  • The "Antioch Institute" was created to train African American leaders to be prepared to go out as teams, to evangelize, start Bible studies and begin new self-supporting works. Also initiated was "New Day," a mission to create a new day of spiritual unity and cultural understanding between blacks and whites through the shared Christian values of respect, trust, and love; modeling these values individually and corporately by overcoming ignorance and fear, by confronting issues of poverty and power, and by recognizing, engaging and celebrating the differences.
  • Convention building in Columbia was renovated and includes a state-of-the-art training center, meeting rooms, field offices and work stations. The new spaces accommodate BCM/D's continued mission to strengthen churches and start new churches.


  • Summertime international student missions at Ocean City draws students from all regions of the world who come there for summer work. Young people from 45 nations across several continents participated.
  • BCM/D celebrated 175 years of ministry and the Annual Meeting in November.  In October 1836, six churches formed the Maryland Baptist Union Association, the precursor to the BCM/D. This last decade was the most prolific in the church-planting history of the BCM/D.                             

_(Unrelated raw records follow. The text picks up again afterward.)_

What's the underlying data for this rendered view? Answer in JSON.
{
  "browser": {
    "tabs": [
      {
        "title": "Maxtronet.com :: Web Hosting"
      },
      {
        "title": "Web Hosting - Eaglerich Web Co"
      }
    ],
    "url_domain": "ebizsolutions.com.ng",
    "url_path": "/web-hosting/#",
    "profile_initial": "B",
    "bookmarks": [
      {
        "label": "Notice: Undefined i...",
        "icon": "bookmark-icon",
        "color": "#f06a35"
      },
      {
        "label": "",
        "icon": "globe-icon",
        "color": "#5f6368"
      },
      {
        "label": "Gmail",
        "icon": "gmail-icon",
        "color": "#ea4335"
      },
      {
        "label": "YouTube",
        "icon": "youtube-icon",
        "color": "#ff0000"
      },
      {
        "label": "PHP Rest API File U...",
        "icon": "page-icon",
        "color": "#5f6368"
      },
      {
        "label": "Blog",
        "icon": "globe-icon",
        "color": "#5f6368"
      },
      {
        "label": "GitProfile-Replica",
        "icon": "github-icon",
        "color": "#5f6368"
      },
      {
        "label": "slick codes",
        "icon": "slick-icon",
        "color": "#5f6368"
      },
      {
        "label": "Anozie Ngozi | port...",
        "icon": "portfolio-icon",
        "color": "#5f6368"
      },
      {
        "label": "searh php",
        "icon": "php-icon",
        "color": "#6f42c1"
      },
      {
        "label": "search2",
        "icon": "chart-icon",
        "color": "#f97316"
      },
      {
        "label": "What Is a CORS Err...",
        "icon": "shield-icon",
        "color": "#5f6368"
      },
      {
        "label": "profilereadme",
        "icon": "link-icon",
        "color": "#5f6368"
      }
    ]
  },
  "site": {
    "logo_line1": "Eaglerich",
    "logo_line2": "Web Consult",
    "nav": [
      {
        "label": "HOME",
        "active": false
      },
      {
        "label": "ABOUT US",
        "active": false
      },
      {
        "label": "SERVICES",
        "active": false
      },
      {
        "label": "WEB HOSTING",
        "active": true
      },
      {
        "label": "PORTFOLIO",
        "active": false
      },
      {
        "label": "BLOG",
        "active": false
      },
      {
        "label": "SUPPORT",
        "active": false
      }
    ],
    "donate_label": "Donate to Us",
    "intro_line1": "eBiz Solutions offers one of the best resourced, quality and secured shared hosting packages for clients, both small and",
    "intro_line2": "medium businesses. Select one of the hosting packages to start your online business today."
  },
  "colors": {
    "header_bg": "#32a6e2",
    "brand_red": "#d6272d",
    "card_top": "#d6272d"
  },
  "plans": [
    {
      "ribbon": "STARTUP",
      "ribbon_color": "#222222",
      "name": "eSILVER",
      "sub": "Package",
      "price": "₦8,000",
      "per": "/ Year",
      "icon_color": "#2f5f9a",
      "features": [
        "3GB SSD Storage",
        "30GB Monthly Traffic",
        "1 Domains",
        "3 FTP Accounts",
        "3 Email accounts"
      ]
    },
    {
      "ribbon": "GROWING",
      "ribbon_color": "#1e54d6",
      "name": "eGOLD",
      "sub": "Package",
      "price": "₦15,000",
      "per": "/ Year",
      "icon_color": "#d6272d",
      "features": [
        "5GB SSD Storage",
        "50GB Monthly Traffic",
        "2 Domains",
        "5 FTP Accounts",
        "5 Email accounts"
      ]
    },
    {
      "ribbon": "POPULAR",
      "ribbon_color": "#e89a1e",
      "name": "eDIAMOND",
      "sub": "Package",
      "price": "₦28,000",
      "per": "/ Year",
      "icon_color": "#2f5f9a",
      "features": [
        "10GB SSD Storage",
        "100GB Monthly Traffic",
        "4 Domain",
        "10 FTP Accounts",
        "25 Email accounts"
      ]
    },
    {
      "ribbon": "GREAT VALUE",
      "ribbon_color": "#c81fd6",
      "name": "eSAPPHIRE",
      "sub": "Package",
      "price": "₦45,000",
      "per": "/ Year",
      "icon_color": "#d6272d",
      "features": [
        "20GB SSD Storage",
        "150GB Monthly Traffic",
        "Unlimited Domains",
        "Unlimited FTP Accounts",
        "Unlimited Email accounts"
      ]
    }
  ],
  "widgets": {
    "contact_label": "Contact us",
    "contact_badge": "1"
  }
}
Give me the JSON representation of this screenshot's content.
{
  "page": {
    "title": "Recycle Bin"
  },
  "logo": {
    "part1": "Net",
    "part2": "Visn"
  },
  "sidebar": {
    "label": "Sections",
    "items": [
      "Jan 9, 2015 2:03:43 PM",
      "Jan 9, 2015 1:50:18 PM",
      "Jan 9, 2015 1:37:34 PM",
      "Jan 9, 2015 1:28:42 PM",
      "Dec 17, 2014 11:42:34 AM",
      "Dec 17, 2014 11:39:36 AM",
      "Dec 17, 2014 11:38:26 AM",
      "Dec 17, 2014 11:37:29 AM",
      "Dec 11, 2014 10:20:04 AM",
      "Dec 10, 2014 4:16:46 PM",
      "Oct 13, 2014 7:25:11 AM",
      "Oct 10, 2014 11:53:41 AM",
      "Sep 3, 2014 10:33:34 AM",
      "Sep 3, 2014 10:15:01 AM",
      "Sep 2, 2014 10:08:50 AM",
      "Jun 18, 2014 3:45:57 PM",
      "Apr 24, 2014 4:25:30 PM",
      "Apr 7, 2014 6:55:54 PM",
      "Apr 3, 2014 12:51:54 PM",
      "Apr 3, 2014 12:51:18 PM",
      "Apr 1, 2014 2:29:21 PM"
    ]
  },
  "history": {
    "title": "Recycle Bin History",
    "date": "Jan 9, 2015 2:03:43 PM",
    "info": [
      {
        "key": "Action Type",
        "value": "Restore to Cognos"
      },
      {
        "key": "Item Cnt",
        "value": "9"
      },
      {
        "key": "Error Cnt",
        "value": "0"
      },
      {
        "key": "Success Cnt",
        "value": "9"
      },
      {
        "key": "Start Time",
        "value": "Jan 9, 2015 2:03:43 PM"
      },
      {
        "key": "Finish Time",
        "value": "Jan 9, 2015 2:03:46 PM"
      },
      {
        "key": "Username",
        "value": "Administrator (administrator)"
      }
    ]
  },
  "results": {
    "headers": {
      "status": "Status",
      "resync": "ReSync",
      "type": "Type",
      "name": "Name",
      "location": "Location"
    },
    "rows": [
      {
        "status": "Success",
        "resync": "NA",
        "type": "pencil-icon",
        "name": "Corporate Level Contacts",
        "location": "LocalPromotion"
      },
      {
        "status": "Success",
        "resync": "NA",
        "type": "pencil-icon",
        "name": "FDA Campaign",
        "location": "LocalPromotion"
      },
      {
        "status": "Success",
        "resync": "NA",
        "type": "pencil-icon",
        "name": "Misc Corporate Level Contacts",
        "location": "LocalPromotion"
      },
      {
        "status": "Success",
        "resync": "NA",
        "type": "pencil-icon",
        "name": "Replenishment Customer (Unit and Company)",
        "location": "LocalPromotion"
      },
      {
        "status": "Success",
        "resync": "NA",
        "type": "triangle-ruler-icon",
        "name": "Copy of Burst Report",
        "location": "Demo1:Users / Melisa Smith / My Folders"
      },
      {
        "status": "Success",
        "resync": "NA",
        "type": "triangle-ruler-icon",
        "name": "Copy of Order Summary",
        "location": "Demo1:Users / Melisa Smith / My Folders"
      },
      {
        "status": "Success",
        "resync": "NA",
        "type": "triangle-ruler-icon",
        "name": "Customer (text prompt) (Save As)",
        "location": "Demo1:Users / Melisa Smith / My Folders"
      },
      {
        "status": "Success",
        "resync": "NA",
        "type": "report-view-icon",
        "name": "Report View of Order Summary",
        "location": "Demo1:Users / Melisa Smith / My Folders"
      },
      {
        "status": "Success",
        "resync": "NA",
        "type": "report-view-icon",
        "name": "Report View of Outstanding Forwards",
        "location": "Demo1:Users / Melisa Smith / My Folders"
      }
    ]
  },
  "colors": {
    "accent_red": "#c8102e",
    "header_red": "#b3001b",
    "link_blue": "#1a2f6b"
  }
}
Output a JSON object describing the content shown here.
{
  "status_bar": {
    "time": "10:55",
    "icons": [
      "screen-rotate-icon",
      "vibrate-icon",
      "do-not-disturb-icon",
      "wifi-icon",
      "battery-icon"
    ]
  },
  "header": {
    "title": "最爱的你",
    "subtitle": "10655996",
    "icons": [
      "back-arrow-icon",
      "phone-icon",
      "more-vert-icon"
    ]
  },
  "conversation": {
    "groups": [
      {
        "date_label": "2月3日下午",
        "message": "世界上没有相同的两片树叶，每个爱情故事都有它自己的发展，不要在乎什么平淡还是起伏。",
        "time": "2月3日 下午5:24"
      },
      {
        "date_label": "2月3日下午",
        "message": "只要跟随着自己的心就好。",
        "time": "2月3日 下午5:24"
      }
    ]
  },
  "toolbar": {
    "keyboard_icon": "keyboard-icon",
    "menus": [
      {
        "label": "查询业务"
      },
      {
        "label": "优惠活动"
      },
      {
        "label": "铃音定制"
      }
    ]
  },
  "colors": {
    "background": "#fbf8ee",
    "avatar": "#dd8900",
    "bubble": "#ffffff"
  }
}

  • In 2011 BCM/D was faithful to its mission to "intentionally assist in the starting and strengthening of congregations so that  together we can accomplish the Great Commission."
  • In addition to churches being strengthened, 28 new church plants were started.
  • In 2011, over 1,500 students from 49 different countries who came to work in Ocean City for the summer, registered for free dinners. Nearly 2,000 attended Ocean City Baptist Church's "Sacred Grounds Coffeehouse", which opened the door wide for the Gospel of Jesus Christ.
  • In May, 1190 Health Kits were collected that were distributed to the International students in Ocean City, through the Port Ministry in Baltimore, homeless ministries, and other various ministries.
  • Hurricane Irene left her mark. However, through the quick response of the Disaster Relief teams, the BCM/D was able to show the love of Christ and share the gospel in several areas of our state convention.
  • During the annual meeting of the Baptist Convention of Maryland/Delaware, November 13-15 in Ocean City, Md., the messengers unanimously passed a resolution in support of biblically defined traditional marriage.





  • In one of the most historic meetings in the Southern Baptist Convention’s 167-year history, messengers elected the body’s first African-American president, Fred Luter. During the convention Maryland/Delaware Baptists (a convention of approximately 500 congregations) were recognized as the top giver to the Annie Armstrong Easter Offering.
  • Maryland/Delaware Disaster Relief Teams were very busy in 2012 with relief efforts for Hurricane Irene, Hurricane Sandy, as well as other major storms in Maryland and along the East Coast. Efforts continued in to 2013 for Hurricane Sandy victims in Maryland, as well as teams that served in New York and New Jersey.
  • The 177th Annual Meeting of the Baptist Convention of Maryland/Delaware met at Global Mission Church in Silver Spring from November 11-13. The theme for the annual meeting was “We Can’t Stop” based on Acts 4 and the account of Peter and John before the Sanhedrin and their response to being ordered to refrain from speaking or teaching in the name of Jesus.
  • During this meeting messengers voted to reaffirm the biblical definition of marriage.
  • Michael Mattar, pastor of Hope Fellowship Church in Sterling, Virginia, introduced “Embrace Silver Spring” to the messengers. Silver Spring has been identified as an area of Montgomery County where ninety-three percent of the residents are lost.
  • At the annual meeting, Executive Director, Dr. David Lee, announced his retirement effective July 31, 2013.

  •  BCM/D Executive Director David Lee retired, and former New Orleans Seminary Professor Will McRaney is elected as executive missional strategist. A former church planter, pastor and Florida Baptist Convention evangelism and church-planting strategist, McRaney introduced the “Love Your Neighbor, Share Christ” evangelism strategy.